**Problem to solve**
Each line below should be written out exactly, with none skipped.

Page and application data records
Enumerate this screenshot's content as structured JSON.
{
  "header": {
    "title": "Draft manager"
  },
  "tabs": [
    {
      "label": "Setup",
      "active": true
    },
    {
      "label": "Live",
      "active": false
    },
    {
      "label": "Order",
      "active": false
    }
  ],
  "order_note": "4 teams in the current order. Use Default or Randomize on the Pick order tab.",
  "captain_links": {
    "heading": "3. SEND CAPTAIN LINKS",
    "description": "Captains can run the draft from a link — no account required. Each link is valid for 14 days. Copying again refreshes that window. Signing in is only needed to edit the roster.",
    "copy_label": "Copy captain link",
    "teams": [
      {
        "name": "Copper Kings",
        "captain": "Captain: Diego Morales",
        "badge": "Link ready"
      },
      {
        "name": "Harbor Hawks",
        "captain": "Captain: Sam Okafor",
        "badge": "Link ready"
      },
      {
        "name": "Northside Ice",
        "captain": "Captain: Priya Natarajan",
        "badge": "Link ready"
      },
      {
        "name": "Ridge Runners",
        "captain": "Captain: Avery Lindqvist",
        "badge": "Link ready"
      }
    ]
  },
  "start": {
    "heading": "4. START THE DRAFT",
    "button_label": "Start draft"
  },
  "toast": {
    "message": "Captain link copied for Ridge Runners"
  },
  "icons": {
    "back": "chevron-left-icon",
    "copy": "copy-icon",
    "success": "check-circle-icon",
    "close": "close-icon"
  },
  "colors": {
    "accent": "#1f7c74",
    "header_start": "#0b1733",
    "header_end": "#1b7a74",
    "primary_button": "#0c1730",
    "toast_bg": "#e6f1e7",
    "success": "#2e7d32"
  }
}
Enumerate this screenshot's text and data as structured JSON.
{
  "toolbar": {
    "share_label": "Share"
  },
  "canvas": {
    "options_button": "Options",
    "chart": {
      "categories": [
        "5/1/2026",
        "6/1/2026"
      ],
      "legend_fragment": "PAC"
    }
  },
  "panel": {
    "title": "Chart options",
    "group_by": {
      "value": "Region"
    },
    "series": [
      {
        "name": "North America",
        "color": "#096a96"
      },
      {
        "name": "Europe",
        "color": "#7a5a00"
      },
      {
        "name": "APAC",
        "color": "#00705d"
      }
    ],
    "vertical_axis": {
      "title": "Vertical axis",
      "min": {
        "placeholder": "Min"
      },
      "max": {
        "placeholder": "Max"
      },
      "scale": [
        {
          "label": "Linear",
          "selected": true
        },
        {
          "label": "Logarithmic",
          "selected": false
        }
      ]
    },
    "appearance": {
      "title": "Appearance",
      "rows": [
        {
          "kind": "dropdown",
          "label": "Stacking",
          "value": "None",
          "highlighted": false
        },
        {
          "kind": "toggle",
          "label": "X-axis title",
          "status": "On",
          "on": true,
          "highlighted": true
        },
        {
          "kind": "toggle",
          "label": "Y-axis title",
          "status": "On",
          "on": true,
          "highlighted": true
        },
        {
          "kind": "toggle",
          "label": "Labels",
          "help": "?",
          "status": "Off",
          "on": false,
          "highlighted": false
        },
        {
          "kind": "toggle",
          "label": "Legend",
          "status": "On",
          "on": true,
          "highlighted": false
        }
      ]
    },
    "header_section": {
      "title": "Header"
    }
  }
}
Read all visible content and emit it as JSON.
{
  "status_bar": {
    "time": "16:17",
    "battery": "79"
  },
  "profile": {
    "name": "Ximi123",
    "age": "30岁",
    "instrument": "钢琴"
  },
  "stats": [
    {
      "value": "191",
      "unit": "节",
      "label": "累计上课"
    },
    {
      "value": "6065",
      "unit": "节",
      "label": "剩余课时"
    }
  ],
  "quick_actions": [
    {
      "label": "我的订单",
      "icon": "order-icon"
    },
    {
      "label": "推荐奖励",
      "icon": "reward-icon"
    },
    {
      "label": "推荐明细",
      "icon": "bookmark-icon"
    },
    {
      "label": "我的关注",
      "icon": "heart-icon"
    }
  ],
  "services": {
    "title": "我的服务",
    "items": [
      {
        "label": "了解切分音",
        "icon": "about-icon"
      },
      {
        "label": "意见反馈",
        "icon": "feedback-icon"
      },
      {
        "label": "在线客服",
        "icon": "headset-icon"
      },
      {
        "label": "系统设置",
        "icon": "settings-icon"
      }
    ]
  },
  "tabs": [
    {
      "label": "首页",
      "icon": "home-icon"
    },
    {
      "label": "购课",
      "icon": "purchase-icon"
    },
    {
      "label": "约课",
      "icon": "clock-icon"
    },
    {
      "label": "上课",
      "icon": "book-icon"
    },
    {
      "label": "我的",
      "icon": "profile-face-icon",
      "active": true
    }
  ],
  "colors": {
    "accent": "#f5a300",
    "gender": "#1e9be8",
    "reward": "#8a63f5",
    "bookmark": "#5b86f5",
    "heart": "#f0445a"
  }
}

**Task output**
Enumerate this screenshot's content as structured JSON.
{
  "header": {
    "title": "Draft manager"
  },
  "tabs": [
    {
      "label": "Setup",
      "active": true
    },
    {
      "label": "Live",
      "active": false
    },
    {
      "label": "Order",
      "active": false
    }
  ],
  "order_note": "4 teams in the current order. Use Default or Randomize on the Pick order tab.",
  "captain_links": {
    "heading": "3. SEND CAPTAIN LINKS",
    "description": "Captains can run the draft from a link — no account required. Each link is valid for 14 days. Copying again refreshes that window. Signing in is only needed to edit the roster.",
    "copy_label": "Copy captain link",
    "teams": [
      {
        "name": "Copper Kings",
        "captain": "Captain: Diego Morales",
        "badge": "Link ready"
      },
      {
        "name": "Harbor Hawks",
        "captain": "Captain: Sam Okafor",
        "badge": "Link ready"
      },
      {
        "name": "Northside Ice",
        "captain": "Captain: Priya Natarajan",
        "badge": "Link ready"
      },
      {
        "name": "Ridge Runners",
        "captain": "Captain: Avery Lindqvist",
        "badge": "Link ready"
      }
    ]
  },
  "start": {
    "heading": "4. START THE DRAFT",
    "button_label": "Start draft"
  },
  "toast": {
    "message": "Captain link copied for Ridge Runners"
  },
  "icons": {
    "back": "chevron-left-icon",
    "copy": "copy-icon",
    "success": "check-circle-icon",
    "close": "close-icon"
  },
  "colors": {
    "accent": "#1f7c74",
    "header_start": "#0b1733",
    "header_end": "#1b7a74",
    "primary_button": "#0c1730",
    "toast_bg": "#e6f1e7",
    "success": "#2e7d32"
  }
}
Enumerate this screenshot's text and data as structured JSON.
{
  "toolbar": {
    "share_label": "Share"
  },
  "canvas": {
    "options_button": "Options",
    "chart": {
      "categories": [
        "5/1/2026",
        "6/1/2026"
      ],
      "legend_fragment": "PAC"
    }
  },
  "panel": {
    "title": "Chart options",
    "group_by": {
      "value": "Region"
    },
    "series": [
      {
        "name": "North America",
        "color": "#096a96"
      },
      {
        "name": "Europe",
        "color": "#7a5a00"
      },
      {
        "name": "APAC",
        "color": "#00705d"
      }
    ],
    "vertical_axis": {
      "title": "Vertical axis",
      "min": {
        "placeholder": "Min"
      },
      "max": {
        "placeholder": "Max"
      },
      "scale": [
        {
          "label": "Linear",
          "selected": true
        },
        {
          "label": "Logarithmic",
          "selected": false
        }
      ]
    },
    "appearance": {
      "title": "Appearance",
      "rows": [
        {
          "kind": "dropdown",
          "label": "Stacking",
          "value": "None",
          "highlighted": false
        },
        {
          "kind": "toggle",
          "label": "X-axis title",
          "status": "On",
          "on": true,
          "highlighted": true
        },
        {
          "kind": "toggle",
          "label": "Y-axis title",
          "status": "On",
          "on": true,
          "highlighted": true
        },
        {
          "kind": "toggle",
          "label": "Labels",
          "help": "?",
          "status": "Off",
          "on": false,
          "highlighted": false
        },
        {
          "kind": "toggle",
          "label": "Legend",
          "status": "On",
          "on": true,
          "highlighted": false
        }
      ]
    },
    "header_section": {
      "title": "Header"
    }
  }
}
Read all visible content and emit it as JSON.
{
  "status_bar": {
    "time": "16:17",
    "battery": "79"
  },
  "profile": {
    "name": "Ximi123",
    "age": "30岁",
    "instrument": "钢琴"
  },
  "stats": [
    {
      "value": "191",
      "unit": "节",
      "label": "累计上课"
    },
    {
      "value": "6065",
      "unit": "节",
      "label": "剩余课时"
    }
  ],
  "quick_actions": [
    {
      "label": "我的订单",
      "icon": "order-icon"
    },
    {
      "label": "推荐奖励",
      "icon": "reward-icon"
    },
    {
      "label": "推荐明细",
      "icon": "bookmark-icon"
    },
    {
      "label": "我的关注",
      "icon": "heart-icon"
    }
  ],
  "services": {
    "title": "我的服务",
    "items": [
      {
        "label": "了解切分音",
        "icon": "about-icon"
      },
      {
        "label": "意见反馈",
        "icon": "feedback-icon"
      },
      {
        "label": "在线客服",
        "icon": "headset-icon"
      },
      {
        "label": "系统设置",
        "icon": "settings-icon"
      }
    ]
  },
  "tabs": [
    {
      "label": "首页",
      "icon": "home-icon"
    },
    {
      "label": "购课",
      "icon": "purchase-icon"
    },
    {
      "label": "约课",
      "icon": "clock-icon"
    },
    {
      "label": "上课",
      "icon": "book-icon"
    },
    {
      "label": "我的",
      "icon": "profile-face-icon",
      "active": true
    }
  ],
  "colors": {
    "accent": "#f5a300",
    "gender": "#1e9be8",
    "reward": "#8a63f5",
    "bookmark": "#5b86f5",
    "heart": "#f0445a"
  }
}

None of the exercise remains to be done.